PHILADELPHIA (WPVI) -- Pennsylvania health officials have ordered a Philadelphia hospital to halt plans to take its first steps toward closing ahead of the busy July Fourth holiday.

Hahnemann University Hospital employees, including members of the Pennsylvania Association of Staff Nurses and Allied Professionals, gathered at Philadelphia City Hall at noon Thursday to call for state leaders to step in.

The nurses' union had been handing out flyers outside the hospital in the morning to Hahnemann staff and the community for them to join the rally and one in Harrisburg on Friday.

Approximately 100 to 200 people were in attendance, some holding up signs that read "Patients over profits" and "Save our hospital."

Just a year after purchasing Hahnemann University Hospital, American Academic Health System says it plans to close the 171-year-old institution.

In a news release issued Wednesday, the company said it plans to close the hospital at Broad and Vine streets on or about September 6th.

Philadelphia Academic Health System, LLC (PAHS), said the closing is due to continuing, unsustainable financial losses.

Hospital management met with staff nurses Wednesday morning to deliver the news.

Many have struggled to process the news.

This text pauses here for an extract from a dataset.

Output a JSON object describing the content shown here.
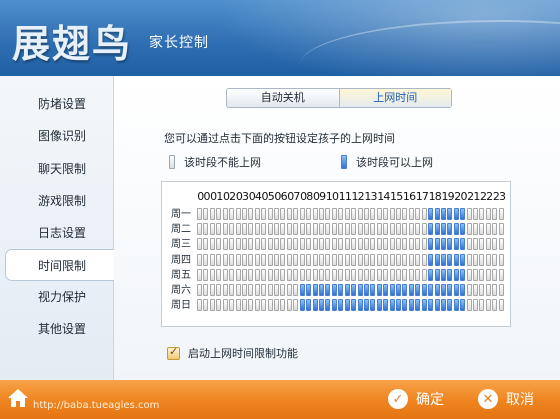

"My love and my heart go out to my patients. I appreciate the years I have serviced them," lactation consultant Sabrina Raheem told Action News at the City Hall rally.

Some, though, are still holding on to hope.

"There are so many moving pieces, I am not sure what the end result will be," oral maxillofacial surgeon Dr. Tom Nordone said.

"I'm still hopeful there might be an 11th hour save; it's looking less and less," Josh Berger, CRNA said.

"We take care of some of the sickest and neediest patients in the city, I can't imagine this corner without Hahnemann. I can't imagine the city without Hahnemann. I'm almost brought to tears, I'm so sad about this," pulmonary and critical care physician Dr. Robert Promisloff said.

Hahnemann had already laid off 175 workers in early April, citing a multi-million dollar deficit, which was increasing each month by $3 to 5 million.

The April layoffs included 66 nurses, 22 technical workers, and 88 non-union employees.

In Wednesday's statement, Joel Freedman, the founder and president of PAHS, said, "We relentlessly pursued numerous strategic options to keep Hahnemann in operation, and have been uncompromising in our commitment to our staff, patients, and community. We are saddened our efforts have not been successful."

The hospital said it is working with city and state officials to begin closing down its inpatient and outpatient services.

PASNAP, the union representing 800 registered nurses at Hahnemann, has appealed to Mayor Jim Kenney, Philadelphia City Council, the Pennsylvania Legislative Delegation, and Governor Tom Wolf to intervene in a bid to keep the hospital open.

The union has asked that the property "not be used as a real estate commodity to enrich its current owner."

Hahnemann University Hospital has 496 beds and about 2,500 workers.